━━━━━ Data listing
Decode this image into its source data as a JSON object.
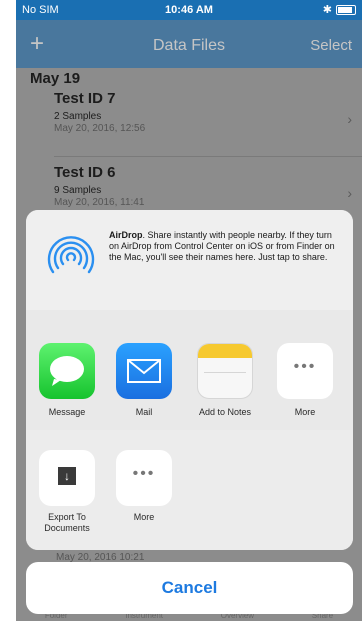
{
  "status_bar": {
    "carrier": "No SIM",
    "wifi_icon": "wifi-icon",
    "time": "10:46 AM",
    "bluetooth": "✱",
    "battery_icon": "battery-icon"
  },
  "nav": {
    "add": "+",
    "title": "Data Files",
    "select": "Select"
  },
  "list": {
    "section": "May 19",
    "items": [
      {
        "name": "Test ID 7",
        "samples": "2 Samples",
        "date": "May 20, 2016, 12:56"
      },
      {
        "name": "Test ID 6",
        "samples": "9 Samples",
        "date": "May 20, 2016, 11:41"
      }
    ],
    "behind_date": "May 20, 2016 10:21",
    "tab_hints": [
      "Folder",
      "Instrument",
      "Overview",
      "Share"
    ]
  },
  "share_sheet": {
    "airdrop_title": "AirDrop",
    "airdrop_text": ". Share instantly with people nearby. If they turn on AirDrop from Control Center on iOS or from Finder on the Mac, you'll see their names here. Just tap to share.",
    "apps": [
      {
        "label": "Message",
        "icon": "message-icon"
      },
      {
        "label": "Mail",
        "icon": "mail-icon"
      },
      {
        "label": "Add to Notes",
        "icon": "notes-icon"
      },
      {
        "label": "More",
        "icon": "more-icon"
      }
    ],
    "actions": [
      {
        "label": "Export To Documents",
        "icon": "export-icon"
      },
      {
        "label": "More",
        "icon": "more-icon"
      }
    ],
    "more_glyph": "•••",
    "export_glyph": "↓"
  },
  "cancel_label": "Cancel",
  "colors": {
    "accent": "#1d7ae0",
    "nav": "#1e73b8"
  }
}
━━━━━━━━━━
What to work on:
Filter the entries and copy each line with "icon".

Answer box:
    "wifi_icon": "wifi-icon",
    "battery_icon": "battery-icon"
        "icon": "message-icon"
        "icon": "mail-icon"
        "icon": "notes-icon"
        "icon": "more-icon"
        "icon": "export-icon"
        "icon": "more-icon"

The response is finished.